*** Opening of Data under study ***

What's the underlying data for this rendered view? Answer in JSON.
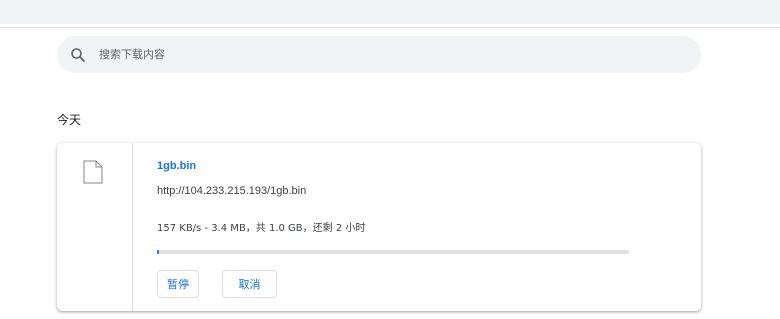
{
  "search": {
    "placeholder": "搜索下载内容",
    "icon": "search-icon"
  },
  "section": {
    "heading": "今天"
  },
  "download": {
    "file_name": "1gb.bin",
    "url": "http://104.233.215.193/1gb.bin",
    "status": "157 KB/s - 3.4 MB，共 1.0 GB，还剩 2 小时",
    "progress_fraction": 0.0034,
    "icon": "file-icon",
    "pause_label": "暂停",
    "cancel_label": "取消"
  },
  "colors": {
    "accent": "#1a73e8",
    "topbar": "#f1f3f4",
    "search_bg": "#f1f3f4",
    "progress_track": "#e0e0e0"
  }
}
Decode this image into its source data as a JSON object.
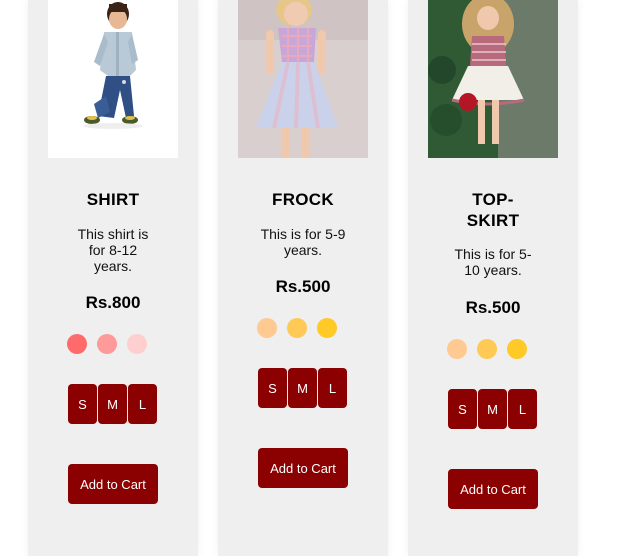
{
  "products": [
    {
      "title": "SHIRT",
      "description": "This shirt is for 8-12 years.",
      "price": "Rs.800",
      "swatch_colors": [
        "#ff6b6b",
        "#ff9a9a",
        "#ffcfcf"
      ],
      "sizes": [
        "S",
        "M",
        "L"
      ],
      "cart_label": "Add to Cart"
    },
    {
      "title": "FROCK",
      "description": "This is for 5-9 years.",
      "price": "Rs.500",
      "swatch_colors": [
        "#ffca91",
        "#ffc955",
        "#ffc928"
      ],
      "sizes": [
        "S",
        "M",
        "L"
      ],
      "cart_label": "Add to Cart"
    },
    {
      "title": "TOP-SKIRT",
      "description": "This is for 5-10 years.",
      "price": "Rs.500",
      "swatch_colors": [
        "#ffca91",
        "#ffc955",
        "#ffc928"
      ],
      "sizes": [
        "S",
        "M",
        "L"
      ],
      "cart_label": "Add to Cart"
    }
  ],
  "colors": {
    "card_background": "#efefef",
    "button_background": "#8b0000",
    "button_text": "#ffffff"
  }
}
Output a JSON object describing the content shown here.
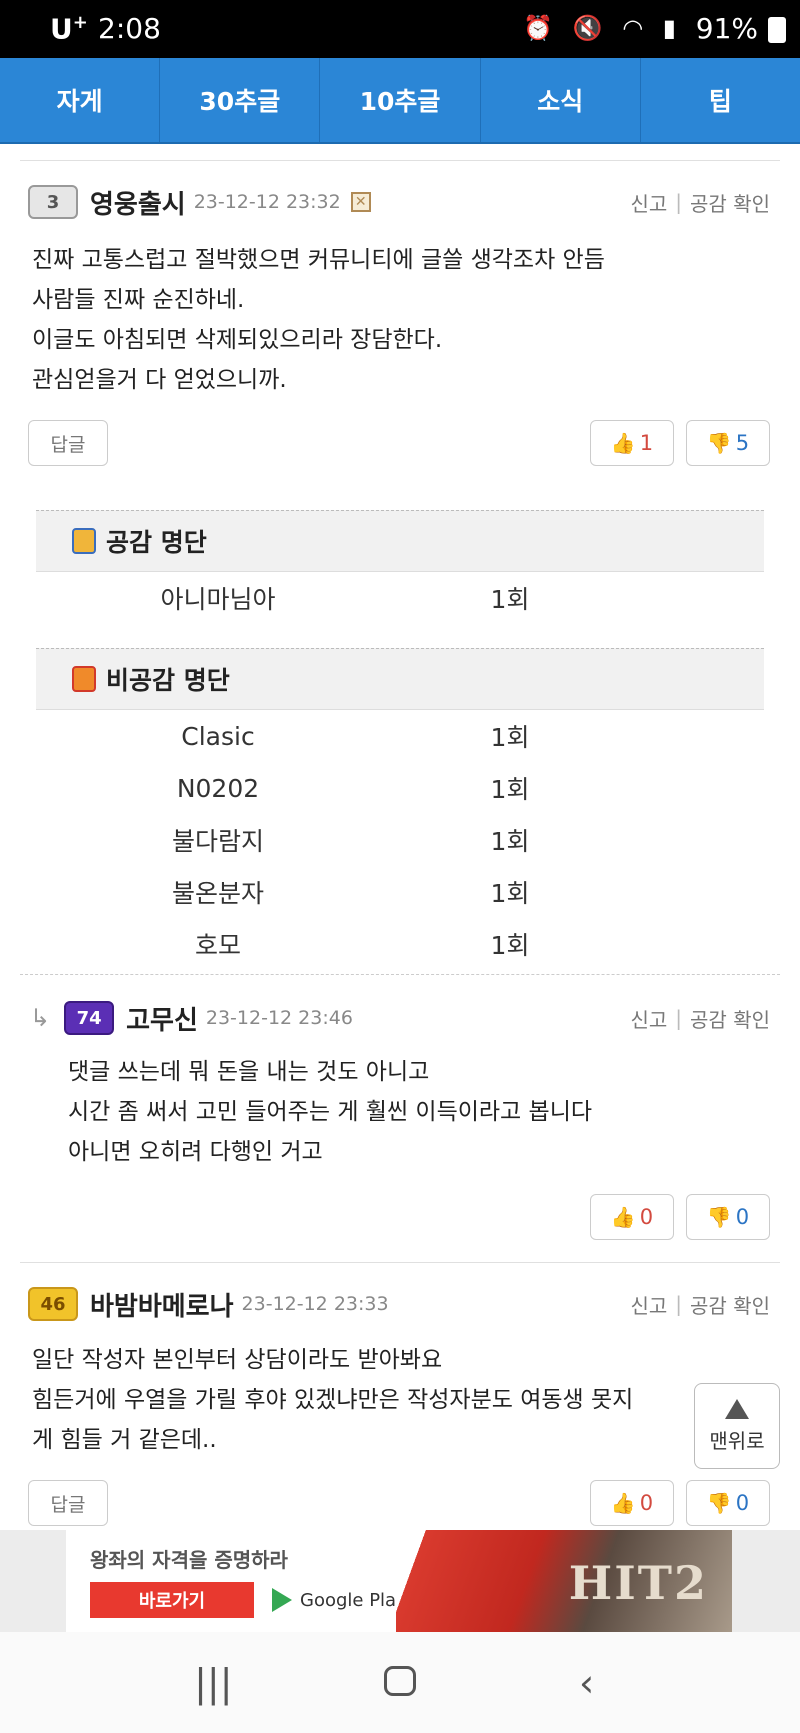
{
  "status": {
    "carrier": "U",
    "carrier_sup": "+",
    "time": "2:08",
    "battery": "91%"
  },
  "nav": {
    "tabs": [
      "자게",
      "30추글",
      "10추글",
      "소식",
      "팁"
    ]
  },
  "comments": [
    {
      "level": "3",
      "author": "영웅출시",
      "date": "23-12-12 23:32",
      "report": "신고",
      "empathy_check": "공감 확인",
      "lines": [
        "진짜 고통스럽고 절박했으면 커뮤니티에 글쓸 생각조차 안듬",
        "사람들 진짜 순진하네.",
        "이글도 아침되면 삭제되있으리라 장담한다.",
        "관심얻을거 다 얻었으니까."
      ],
      "reply_label": "답글",
      "up": "1",
      "down": "5"
    },
    {
      "level": "74",
      "author": "고무신",
      "date": "23-12-12 23:46",
      "report": "신고",
      "empathy_check": "공감 확인",
      "lines": [
        "댓글 쓰는데 뭐 돈을 내는 것도 아니고",
        "시간 좀 써서 고민 들어주는 게 훨씬 이득이라고 봅니다",
        "아니면 오히려 다행인 거고"
      ],
      "up": "0",
      "down": "0"
    },
    {
      "level": "46",
      "author": "바밤바메로나",
      "date": "23-12-12 23:33",
      "report": "신고",
      "empathy_check": "공감 확인",
      "lines": [
        "일단 작성자 본인부터 상담이라도 받아봐요",
        "힘든거에 우열을 가릴 후야 있겠냐만은 작성자분도 여동생 못지",
        "게 힘들 거 같은데.."
      ],
      "reply_label": "답글",
      "up": "0",
      "down": "0"
    }
  ],
  "empathy_list": {
    "title": "공감 명단",
    "rows": [
      {
        "name": "아니마님아",
        "count": "1회"
      }
    ]
  },
  "nonempathy_list": {
    "title": "비공감 명단",
    "rows": [
      {
        "name": "Clasic",
        "count": "1회"
      },
      {
        "name": "N0202",
        "count": "1회"
      },
      {
        "name": "불다람지",
        "count": "1회"
      },
      {
        "name": "불온분자",
        "count": "1회"
      },
      {
        "name": "호모",
        "count": "1회"
      }
    ]
  },
  "totop_label": "맨위로",
  "ad": {
    "tagline": "왕좌의 자격을 증명하라",
    "cta": "바로가기",
    "store": "Google Play",
    "logo": "HIT2"
  },
  "icons": {
    "thumbs_up": "thumbs-up-icon",
    "thumbs_down": "thumbs-down-icon",
    "reply_arrow": "reply-arrow-icon",
    "nav_recent": "recent-apps-icon",
    "nav_home": "home-icon",
    "nav_back": "back-icon"
  },
  "colors": {
    "nav_blue": "#2b86d6",
    "upvote_red": "#d34a3f",
    "downvote_blue": "#2b74c4",
    "ad_red": "#e8392f"
  }
}
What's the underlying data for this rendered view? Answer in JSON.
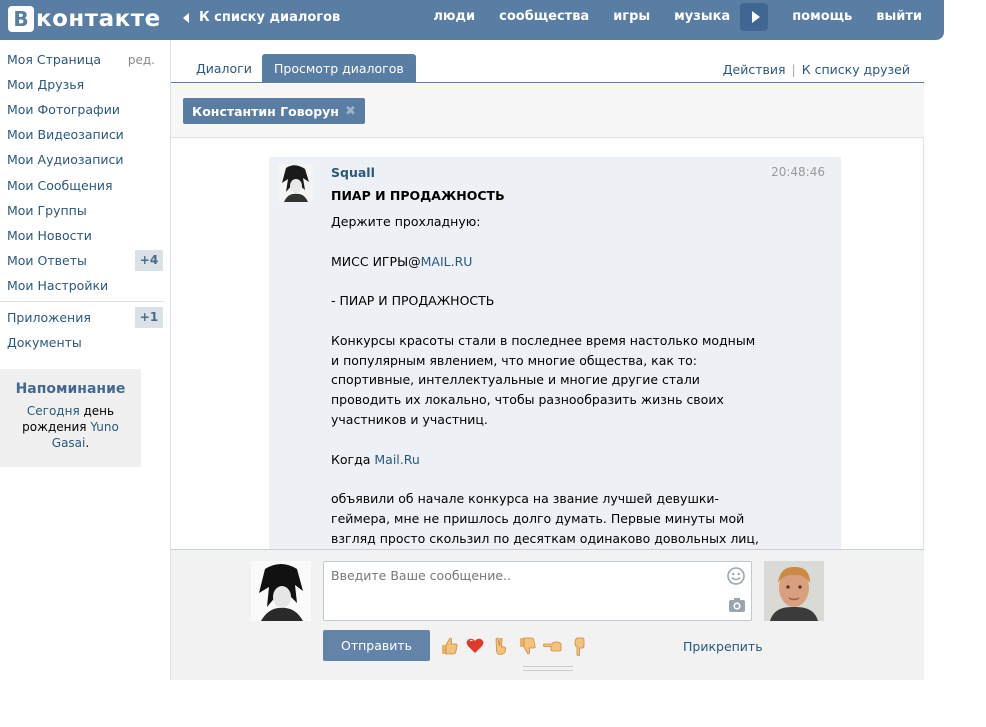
{
  "header": {
    "logo_text": "контакте",
    "logo_letter": "В",
    "back_link": "К списку диалогов",
    "nav": [
      "люди",
      "сообщества",
      "игры",
      "музыка",
      "помощь",
      "выйти"
    ]
  },
  "sidebar": {
    "items": [
      {
        "label": "Моя Страница",
        "extra": "ред."
      },
      {
        "label": "Мои Друзья"
      },
      {
        "label": "Мои Фотографии"
      },
      {
        "label": "Мои Видеозаписи"
      },
      {
        "label": "Мои Аудиозаписи"
      },
      {
        "label": "Мои Сообщения"
      },
      {
        "label": "Мои Группы"
      },
      {
        "label": "Мои Новости"
      },
      {
        "label": "Мои Ответы",
        "counter": "+4"
      },
      {
        "label": "Мои Настройки"
      }
    ],
    "items2": [
      {
        "label": "Приложения",
        "counter": "+1"
      },
      {
        "label": "Документы"
      }
    ],
    "reminder": {
      "title": "Напоминание",
      "today": "Сегодня",
      "text1": " день рождения ",
      "name": "Yuno Gasai",
      "dot": "."
    }
  },
  "tabs": {
    "dialogs": "Диалоги",
    "view_dialogs": "Просмотр диалогов",
    "actions": "Действия",
    "sep": "|",
    "to_friends": "К списку друзей"
  },
  "recipient": {
    "name": "Константин Говорун",
    "remove": "✖"
  },
  "message": {
    "author": "Squall",
    "time": "20:48:46",
    "subject": "ПИАР И ПРОДАЖНОСТЬ",
    "p1": "Держите прохладную:",
    "p2_text": "МИСС ИГРЫ@",
    "p2_link": "MAIL.RU",
    "p3": "- ПИАР И ПРОДАЖНОСТЬ",
    "p4": "Конкурсы красоты стали в последнее время настолько модным и популярным явлением, что многие общества, как то: спортивные, интеллектуальные и многие другие стали проводить их локально, чтобы разнообразить жизнь своих участников и участниц.",
    "p5_text": "Когда ",
    "p5_link": "Mail.Ru",
    "p6": "объявили об начале конкурса на звание лучшей девушки-геймера, мне не пришлось долго думать. Первые минуты мой взгляд просто скользил по десяткам одинаково довольных лиц, покрытых косметикой, ожидающих, что толпа обезумевших от гормонов"
  },
  "compose": {
    "placeholder": "Введите Ваше сообщение..",
    "send": "Отправить",
    "attach": "Прикрепить",
    "emojis": [
      "thumbs-up",
      "heart",
      "victory-hand",
      "thumbs-down",
      "pointing-left",
      "pointing-down"
    ]
  }
}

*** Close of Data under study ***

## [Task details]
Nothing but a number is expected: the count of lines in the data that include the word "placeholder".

## [Worked solution]
2